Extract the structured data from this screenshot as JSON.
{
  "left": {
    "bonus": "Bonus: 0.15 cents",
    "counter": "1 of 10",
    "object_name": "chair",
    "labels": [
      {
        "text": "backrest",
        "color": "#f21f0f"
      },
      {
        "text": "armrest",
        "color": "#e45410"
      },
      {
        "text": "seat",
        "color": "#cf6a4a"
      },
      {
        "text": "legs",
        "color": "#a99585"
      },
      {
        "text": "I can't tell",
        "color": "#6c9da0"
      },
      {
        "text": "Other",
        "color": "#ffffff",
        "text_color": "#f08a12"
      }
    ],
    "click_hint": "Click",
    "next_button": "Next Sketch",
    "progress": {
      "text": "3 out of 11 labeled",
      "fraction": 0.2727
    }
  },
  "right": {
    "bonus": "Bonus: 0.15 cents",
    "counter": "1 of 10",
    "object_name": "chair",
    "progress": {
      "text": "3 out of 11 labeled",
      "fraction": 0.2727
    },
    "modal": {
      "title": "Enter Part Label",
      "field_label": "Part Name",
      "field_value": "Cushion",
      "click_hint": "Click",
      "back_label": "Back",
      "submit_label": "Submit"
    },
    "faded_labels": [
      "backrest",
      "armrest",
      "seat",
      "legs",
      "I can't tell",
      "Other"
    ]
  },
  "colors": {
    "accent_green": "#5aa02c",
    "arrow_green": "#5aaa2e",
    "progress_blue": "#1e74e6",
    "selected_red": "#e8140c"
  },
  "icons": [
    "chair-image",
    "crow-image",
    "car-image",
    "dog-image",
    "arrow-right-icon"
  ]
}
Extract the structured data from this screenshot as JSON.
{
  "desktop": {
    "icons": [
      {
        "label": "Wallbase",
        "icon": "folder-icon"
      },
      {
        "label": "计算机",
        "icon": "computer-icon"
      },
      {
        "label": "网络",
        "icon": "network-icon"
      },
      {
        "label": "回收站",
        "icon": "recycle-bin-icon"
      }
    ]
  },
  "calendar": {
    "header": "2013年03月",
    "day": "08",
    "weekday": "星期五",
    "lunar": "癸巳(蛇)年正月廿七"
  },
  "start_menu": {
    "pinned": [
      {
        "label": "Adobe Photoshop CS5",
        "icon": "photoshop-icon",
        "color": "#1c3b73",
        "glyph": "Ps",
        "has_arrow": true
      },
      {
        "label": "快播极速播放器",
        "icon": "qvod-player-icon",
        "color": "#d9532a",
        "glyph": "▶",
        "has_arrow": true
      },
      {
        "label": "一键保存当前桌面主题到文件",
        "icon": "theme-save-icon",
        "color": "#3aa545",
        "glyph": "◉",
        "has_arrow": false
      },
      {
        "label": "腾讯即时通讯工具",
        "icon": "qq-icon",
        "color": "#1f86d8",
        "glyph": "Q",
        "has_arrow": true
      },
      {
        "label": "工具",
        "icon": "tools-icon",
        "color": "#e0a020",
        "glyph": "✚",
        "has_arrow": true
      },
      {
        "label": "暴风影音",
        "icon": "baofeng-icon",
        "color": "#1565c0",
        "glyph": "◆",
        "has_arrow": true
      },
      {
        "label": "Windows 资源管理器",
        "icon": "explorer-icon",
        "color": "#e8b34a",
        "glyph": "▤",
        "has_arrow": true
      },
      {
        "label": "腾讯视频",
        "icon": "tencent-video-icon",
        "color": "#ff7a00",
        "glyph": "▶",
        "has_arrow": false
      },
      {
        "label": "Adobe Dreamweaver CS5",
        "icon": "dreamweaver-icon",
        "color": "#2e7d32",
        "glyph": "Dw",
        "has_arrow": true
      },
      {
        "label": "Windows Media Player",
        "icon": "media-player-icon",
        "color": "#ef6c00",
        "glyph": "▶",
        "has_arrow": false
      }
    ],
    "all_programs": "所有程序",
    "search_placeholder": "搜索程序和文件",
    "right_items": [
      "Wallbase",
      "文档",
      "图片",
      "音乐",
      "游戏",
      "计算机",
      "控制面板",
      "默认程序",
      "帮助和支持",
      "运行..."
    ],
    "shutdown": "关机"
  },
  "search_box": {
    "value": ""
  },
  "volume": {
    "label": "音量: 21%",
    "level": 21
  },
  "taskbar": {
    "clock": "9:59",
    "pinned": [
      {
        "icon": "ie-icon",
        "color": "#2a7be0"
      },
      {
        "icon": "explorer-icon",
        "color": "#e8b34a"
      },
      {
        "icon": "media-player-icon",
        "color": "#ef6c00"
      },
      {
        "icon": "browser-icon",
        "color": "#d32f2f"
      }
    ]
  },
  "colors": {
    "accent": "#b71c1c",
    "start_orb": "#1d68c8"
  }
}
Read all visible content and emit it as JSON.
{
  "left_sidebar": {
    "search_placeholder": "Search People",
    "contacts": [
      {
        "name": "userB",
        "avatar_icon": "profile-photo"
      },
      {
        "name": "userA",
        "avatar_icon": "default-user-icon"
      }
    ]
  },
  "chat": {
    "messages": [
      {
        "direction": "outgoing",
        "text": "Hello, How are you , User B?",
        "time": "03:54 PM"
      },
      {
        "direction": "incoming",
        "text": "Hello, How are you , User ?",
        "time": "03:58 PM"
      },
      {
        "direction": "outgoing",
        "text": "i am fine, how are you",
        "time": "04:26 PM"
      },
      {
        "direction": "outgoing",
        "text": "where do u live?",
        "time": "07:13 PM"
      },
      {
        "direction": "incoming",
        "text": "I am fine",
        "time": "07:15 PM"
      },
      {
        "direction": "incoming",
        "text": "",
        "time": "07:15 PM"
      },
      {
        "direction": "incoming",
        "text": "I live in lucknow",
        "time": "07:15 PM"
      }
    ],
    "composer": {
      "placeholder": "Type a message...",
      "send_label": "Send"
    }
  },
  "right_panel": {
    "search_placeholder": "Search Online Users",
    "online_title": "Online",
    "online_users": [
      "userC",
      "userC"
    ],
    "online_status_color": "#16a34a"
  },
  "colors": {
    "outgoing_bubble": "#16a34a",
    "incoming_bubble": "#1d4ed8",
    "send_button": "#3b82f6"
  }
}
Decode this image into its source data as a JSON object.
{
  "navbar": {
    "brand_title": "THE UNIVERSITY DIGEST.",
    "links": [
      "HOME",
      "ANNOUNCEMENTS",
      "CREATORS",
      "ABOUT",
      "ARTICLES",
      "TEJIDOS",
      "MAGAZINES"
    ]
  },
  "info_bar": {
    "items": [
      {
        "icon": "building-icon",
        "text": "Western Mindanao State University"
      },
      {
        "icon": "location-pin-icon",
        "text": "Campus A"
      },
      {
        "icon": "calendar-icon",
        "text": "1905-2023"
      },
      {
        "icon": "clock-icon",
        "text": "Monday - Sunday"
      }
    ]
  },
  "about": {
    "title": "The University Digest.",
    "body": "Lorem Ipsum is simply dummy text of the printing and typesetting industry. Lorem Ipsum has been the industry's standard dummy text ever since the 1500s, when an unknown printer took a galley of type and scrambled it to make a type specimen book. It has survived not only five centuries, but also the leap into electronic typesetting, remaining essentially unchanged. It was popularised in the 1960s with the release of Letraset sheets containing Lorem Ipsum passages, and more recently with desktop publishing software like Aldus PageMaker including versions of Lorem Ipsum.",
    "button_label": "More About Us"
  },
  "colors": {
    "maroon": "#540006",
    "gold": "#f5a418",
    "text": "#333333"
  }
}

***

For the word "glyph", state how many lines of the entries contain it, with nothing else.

**Output of the task**
10